Welcome to my page! I am the chair of the Department of Speech-Language Pathology and Audiology and am an associate professor here at Ithaca College.
The following is a brief summary of my education and career; I have included this information in hopes of offering encouragement to students who may be following a career path that has taken some twists and turns or who may think that if they are unsure of their career direction before they enter college, then pursuing a professional degree is out of reach. Some students enter college with a particular career in mind, others find their chosen fields a bit later. My journey illustrates just one variation in the path to a meaningful career as a speech-language pathologist.
I received a bachelor’s degree in Social Sciences. The social sciences major allowed me to select courses from three areas of interest, with varying numbers of credits obtained for each selected area. I elected Communication Disorders as the area in which I would take the fewest credits. After obtaining the bachelor’s degree, I took a year off from school to decide what I might like to do as a career. Although I knew that with a degree in Social Sciences I would need to pursue a master’s degree, I didn’t have a clear direction. A friend suggested that I consider the field of speech-language pathology; this seemed like a good fit because I had enjoyed the courses that I had taken as part of my social sciences major. I decided to pursue a master’s degree but because I did not have all of the prerequisites needed, I had to take several undergraduate courses before beginning the master’s program. After completing the master’s degree I planned to work with adults, however, I ended up working with children in a variety of settings! Then, after working as a clinician for 16 years, it was time to pursue a Ph.D. I received a Ph.D. from the University on Connecticut in 1998 and joined the faculty at Ithaca College in the same year.
Required textbooks for the courses I am teaching in 2015 - 2016:
SLPA 11010 - Phonetics
Small, Larry (2016). Fundamentals of Phonetics: A practical guide for students (4th ed.). Boston: Allyn and Bacon.
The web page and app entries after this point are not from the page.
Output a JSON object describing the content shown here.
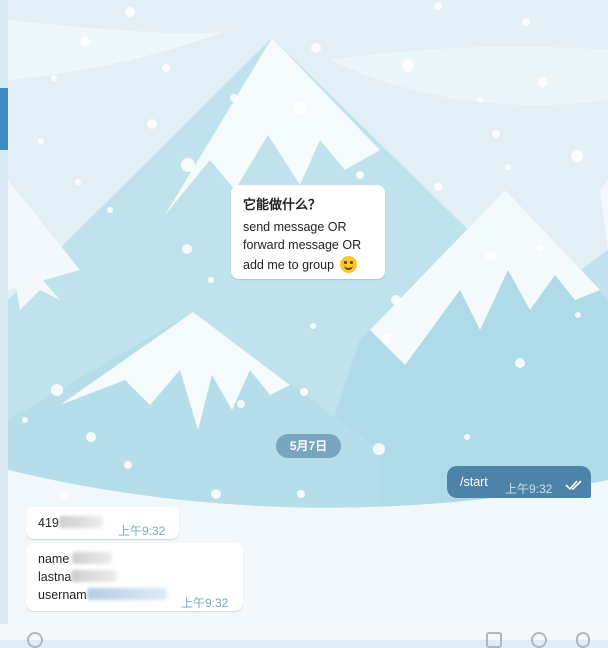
{
  "bot_card": {
    "title": "它能做什么？",
    "lines": [
      "send message  OR",
      "forward message  OR",
      "add me to group"
    ],
    "emoji": "smiling-face-emoji"
  },
  "date_separator": "5月7日",
  "outgoing": {
    "text": "/start",
    "time": "上午9:32",
    "status_icon": "double-check-icon"
  },
  "incoming_1": {
    "text_visible": "419",
    "time": "上午9:32"
  },
  "incoming_2": {
    "lines": [
      "name",
      "lastna",
      "usernam"
    ],
    "time": "上午9:32"
  },
  "composer": {
    "placeholder": "",
    "icons": [
      "attach-icon",
      "bot-commands-icon",
      "emoji-icon",
      "microphone-icon"
    ]
  },
  "colors": {
    "outgoing_bubble": "#4c83a6",
    "date_pill": "#6a95ae",
    "time_incoming": "#78a9c5",
    "accent_bar": "#3c8cc4"
  }
}
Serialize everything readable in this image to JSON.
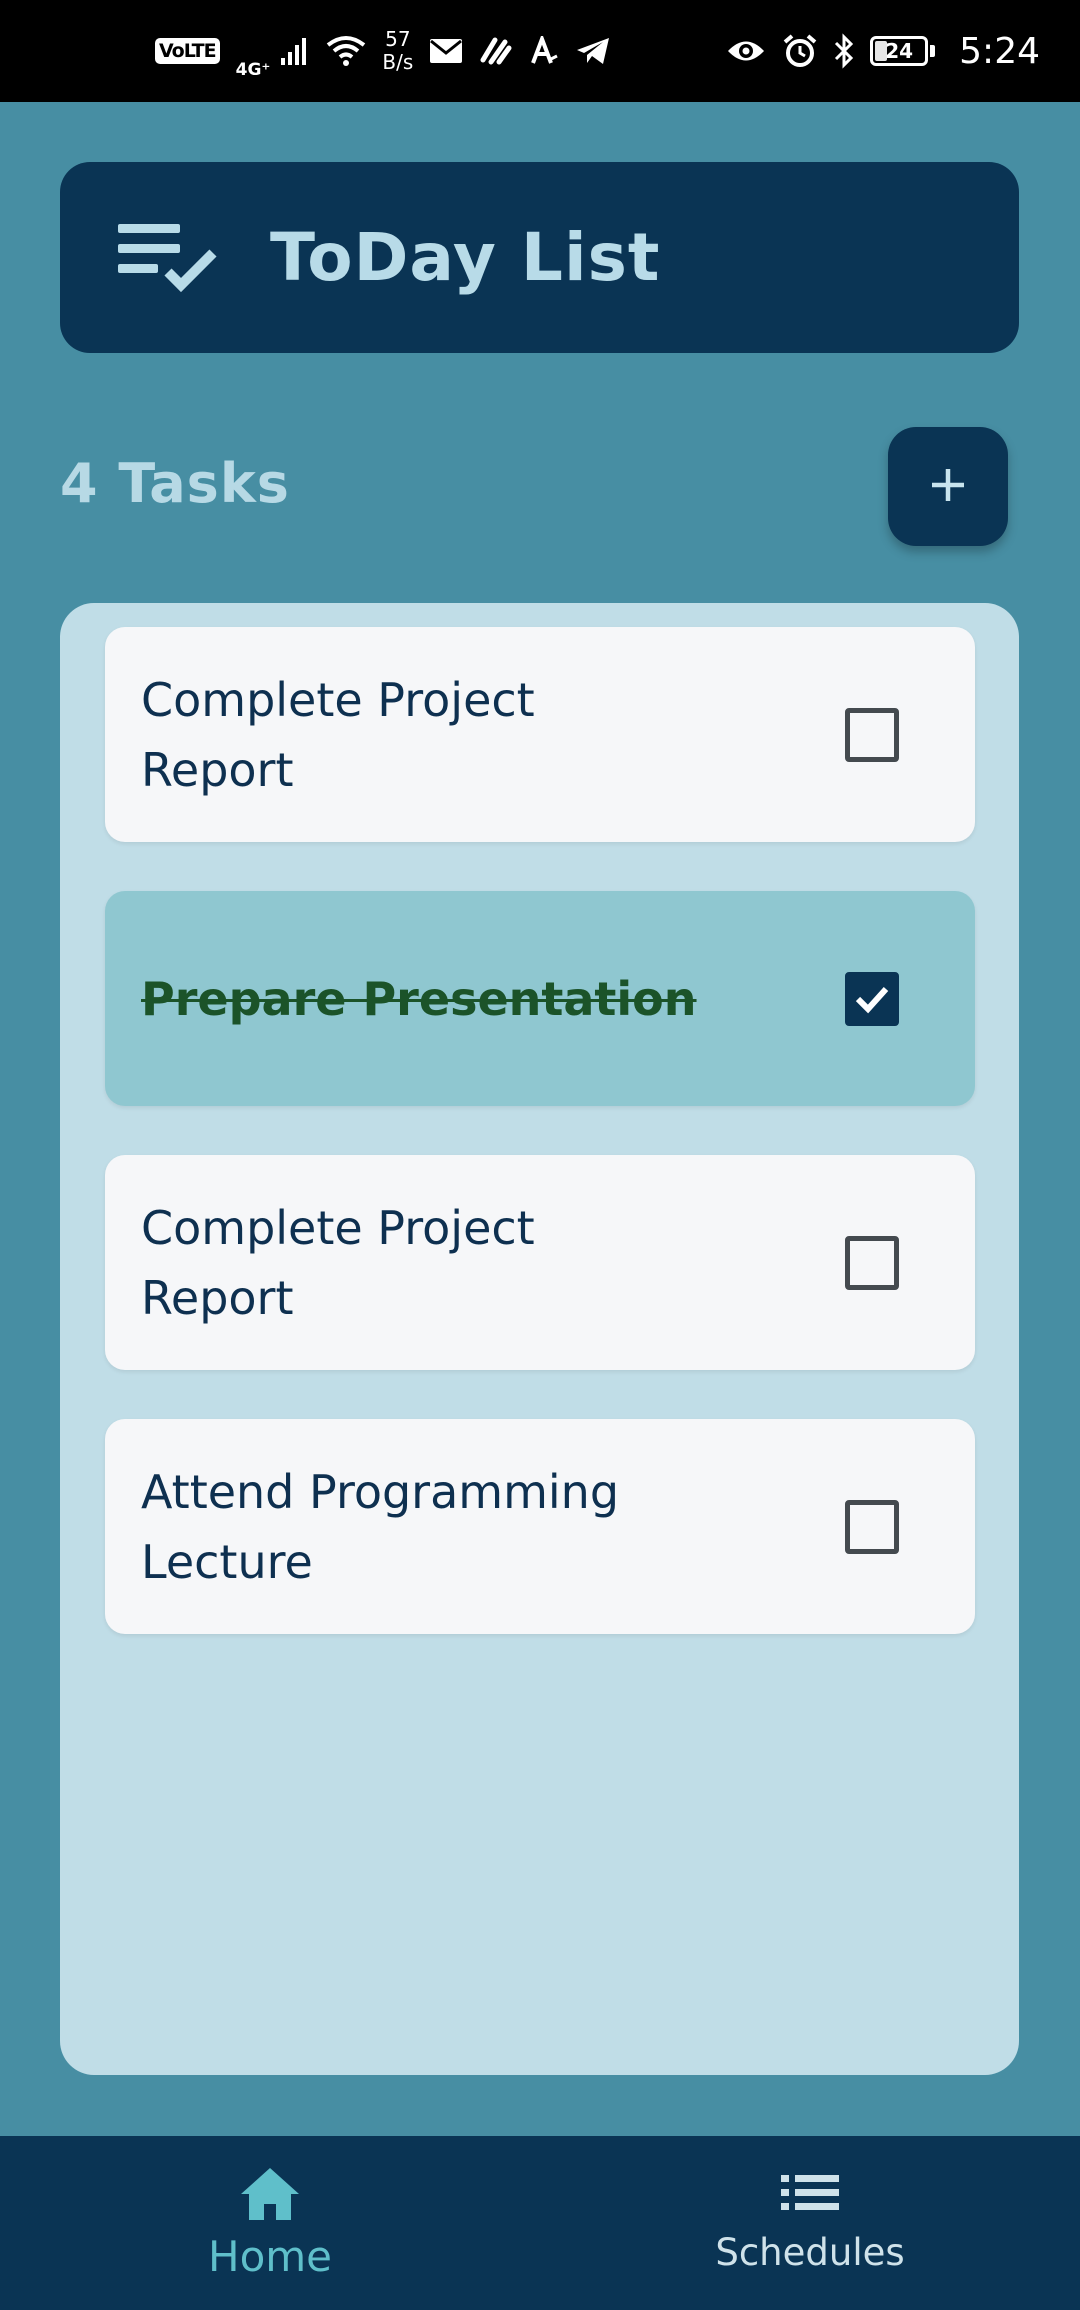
{
  "status_bar": {
    "volte": "VoLTE",
    "network": "4G⁺",
    "speed_value": "57",
    "speed_unit": "B/s",
    "battery": "24",
    "time": "5:24"
  },
  "header": {
    "icon": "playlist-check-icon",
    "title": "ToDay List"
  },
  "summary": {
    "task_count_label": "4 Tasks",
    "add_icon": "plus-icon"
  },
  "tasks": [
    {
      "title": "Complete Project Report",
      "done": false
    },
    {
      "title": "Prepare Presentation",
      "done": true
    },
    {
      "title": "Complete Project Report",
      "done": false
    },
    {
      "title": "Attend Programming Lecture",
      "done": false
    }
  ],
  "bottom_nav": {
    "items": [
      {
        "label": "Home",
        "icon": "home-icon",
        "active": true
      },
      {
        "label": "Schedules",
        "icon": "list-icon",
        "active": false
      }
    ]
  },
  "colors": {
    "background": "#478ea3",
    "primary": "#0a3454",
    "panel": "#c0dde7",
    "card": "#f6f7f9",
    "card_done": "#8fc7d0",
    "done_text": "#1b5329",
    "active_nav": "#5fbfca"
  }
}
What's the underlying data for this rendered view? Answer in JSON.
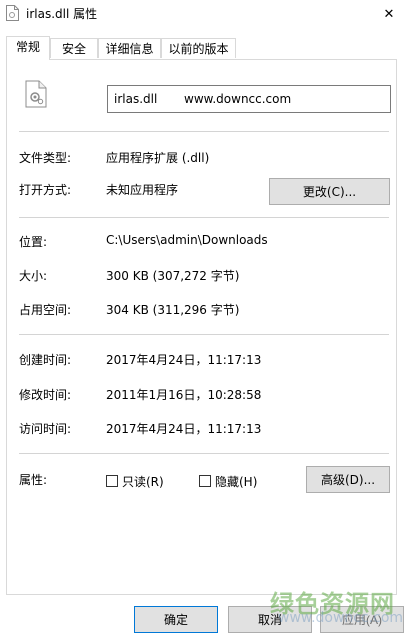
{
  "window": {
    "title": "irlas.dll 属性",
    "close_glyph": "✕"
  },
  "tabs": [
    {
      "label": "常规"
    },
    {
      "label": "安全"
    },
    {
      "label": "详细信息"
    },
    {
      "label": "以前的版本"
    }
  ],
  "general": {
    "file_name_value": "irlas.dll       www.downcc.com",
    "file_type_label": "文件类型:",
    "file_type_value": "应用程序扩展 (.dll)",
    "opens_with_label": "打开方式:",
    "opens_with_value": "未知应用程序",
    "change_button": "更改(C)...",
    "location_label": "位置:",
    "location_value": "C:\\Users\\admin\\Downloads",
    "size_label": "大小:",
    "size_value": "300 KB (307,272 字节)",
    "size_on_disk_label": "占用空间:",
    "size_on_disk_value": "304 KB (311,296 字节)",
    "created_label": "创建时间:",
    "created_value": "2017年4月24日，11:17:13",
    "modified_label": "修改时间:",
    "modified_value": "2011年1月16日，10:28:58",
    "accessed_label": "访问时间:",
    "accessed_value": "2017年4月24日，11:17:13",
    "attributes_label": "属性:",
    "readonly_label": "只读(R)",
    "readonly_checked": false,
    "hidden_label": "隐藏(H)",
    "hidden_checked": false,
    "advanced_button": "高级(D)..."
  },
  "footer": {
    "ok_button": "确定",
    "cancel_button": "取消",
    "apply_button": "应用(A)"
  },
  "watermark": {
    "main": "绿色资源网",
    "url": "www.downcc.com"
  },
  "colors": {
    "accent": "#0078d7",
    "button_bg": "#e1e1e1",
    "border": "#d9d9d9"
  }
}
I highly recommend that students purchase an unused book (because it is a workbook and we write in it during our class periods) as well as the CDs that accompany this phonetics textbook (because they provide additional practice in listening and transcribing).
SLPG 65200 - Child Language Disorders: Ages 3 to 21
Paul, Rhea (2012). Language Disorders from Infancy through Adolescence: Assessment and intervention (4th ed.) St. Louis, MO: Mosby. You must use the most recent edition of this text. You do not need to purchase the CD that accompanies this child language textbook.